Vera-Ellen began dancing at the age of 10, and a few years later became one of the youngest Rockettes. She appeared in several Broadway musicals until she was spotted by film producer Samuel Goldwyn in 1945. She was only 24 years old when Goldwyn cast her opposite Danny Kaye in Wonder Man (1945). She danced with Fred Astaire in Three Little Words (1950) and with Gene Kelly in On the Town (1949). Blonde, slim of build, and a dancing sensation, she appeared in a string of light-hearted but successful films. Vera-Ellen retired from acting in the late 1950s.
Vera's career died down in the late 1950s once filmed musicals lost their fashion.
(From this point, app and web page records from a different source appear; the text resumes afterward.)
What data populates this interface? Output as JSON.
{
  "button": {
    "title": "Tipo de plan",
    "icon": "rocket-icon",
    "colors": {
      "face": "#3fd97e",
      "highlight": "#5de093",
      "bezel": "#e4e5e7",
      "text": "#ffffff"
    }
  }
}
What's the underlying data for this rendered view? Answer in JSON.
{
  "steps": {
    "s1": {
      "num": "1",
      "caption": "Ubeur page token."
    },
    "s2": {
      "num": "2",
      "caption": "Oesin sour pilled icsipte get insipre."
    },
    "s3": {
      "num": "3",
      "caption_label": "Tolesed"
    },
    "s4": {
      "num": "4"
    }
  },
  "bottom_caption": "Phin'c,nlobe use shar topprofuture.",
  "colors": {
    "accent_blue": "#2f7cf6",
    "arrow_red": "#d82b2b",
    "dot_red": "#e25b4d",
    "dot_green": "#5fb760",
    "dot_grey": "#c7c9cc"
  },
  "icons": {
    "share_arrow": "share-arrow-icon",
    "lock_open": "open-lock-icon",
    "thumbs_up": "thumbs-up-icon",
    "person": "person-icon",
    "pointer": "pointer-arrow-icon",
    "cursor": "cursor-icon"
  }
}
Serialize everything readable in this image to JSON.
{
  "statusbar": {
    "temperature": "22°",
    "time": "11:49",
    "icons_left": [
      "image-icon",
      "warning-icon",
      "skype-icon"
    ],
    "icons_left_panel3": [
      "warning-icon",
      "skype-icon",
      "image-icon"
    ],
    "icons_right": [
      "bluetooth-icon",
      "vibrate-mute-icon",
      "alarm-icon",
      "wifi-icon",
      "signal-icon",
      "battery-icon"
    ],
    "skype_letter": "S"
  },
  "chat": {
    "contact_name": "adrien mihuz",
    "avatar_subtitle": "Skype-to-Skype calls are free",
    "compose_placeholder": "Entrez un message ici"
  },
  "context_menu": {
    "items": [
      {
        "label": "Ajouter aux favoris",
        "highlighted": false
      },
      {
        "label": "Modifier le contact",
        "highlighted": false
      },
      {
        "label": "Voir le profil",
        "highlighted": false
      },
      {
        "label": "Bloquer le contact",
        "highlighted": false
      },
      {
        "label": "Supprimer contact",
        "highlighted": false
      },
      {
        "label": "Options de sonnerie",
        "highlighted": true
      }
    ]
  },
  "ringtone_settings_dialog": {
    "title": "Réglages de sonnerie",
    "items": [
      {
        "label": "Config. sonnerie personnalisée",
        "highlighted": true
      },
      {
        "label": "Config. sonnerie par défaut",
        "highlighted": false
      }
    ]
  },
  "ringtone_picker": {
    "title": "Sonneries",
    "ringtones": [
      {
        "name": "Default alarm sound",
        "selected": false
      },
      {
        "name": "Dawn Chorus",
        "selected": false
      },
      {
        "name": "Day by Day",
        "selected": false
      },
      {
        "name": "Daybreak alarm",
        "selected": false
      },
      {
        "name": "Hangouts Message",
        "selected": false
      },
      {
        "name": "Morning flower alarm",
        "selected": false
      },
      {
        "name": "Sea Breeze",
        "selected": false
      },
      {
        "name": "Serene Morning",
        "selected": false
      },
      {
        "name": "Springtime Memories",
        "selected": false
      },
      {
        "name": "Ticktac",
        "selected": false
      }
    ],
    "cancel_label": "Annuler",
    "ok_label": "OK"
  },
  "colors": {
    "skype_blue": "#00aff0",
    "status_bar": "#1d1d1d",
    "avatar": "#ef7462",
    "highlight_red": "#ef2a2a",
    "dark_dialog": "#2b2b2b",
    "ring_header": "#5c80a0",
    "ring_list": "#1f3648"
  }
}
It was later discovered that, due to the dancer's compulsive dieting obsession, she had silently battled anorexia throughout much of the 50s before anyone was even aware or doctors had even coined the term or devised treatments. Moreover, she had developed severe arthritis which forced an early retirement. In order to combat it, she reverted back to taking dance lessons again. The worst blows suffered, however, was in her personal life. On top of of two two failed marriages, she lost her only child, Victoria Ellen Rothschild, to Sudden Infant Death Syndrome (SIDS) in 1963. With one unhappy and tragic event compounded by another, she became a virtual recluse.
Little was heard for decades until it was discovered that she had died on August 30, 1981, at age 60 following a long bout with cancer at UCLA Medical Center in Los Angeles. She was buried at Glen Haven Memorial Park in Sylmar, California. Perhaps less remembered today compared to several of the big stars that shared the stage with her, Vera-Ellen was a lithe and lovely presence who deserved a better personal life than she got. Nevertheless, she has provided true film lovers with a lasting legacy and can easily be considered one of Hollywood's finest dancing legends.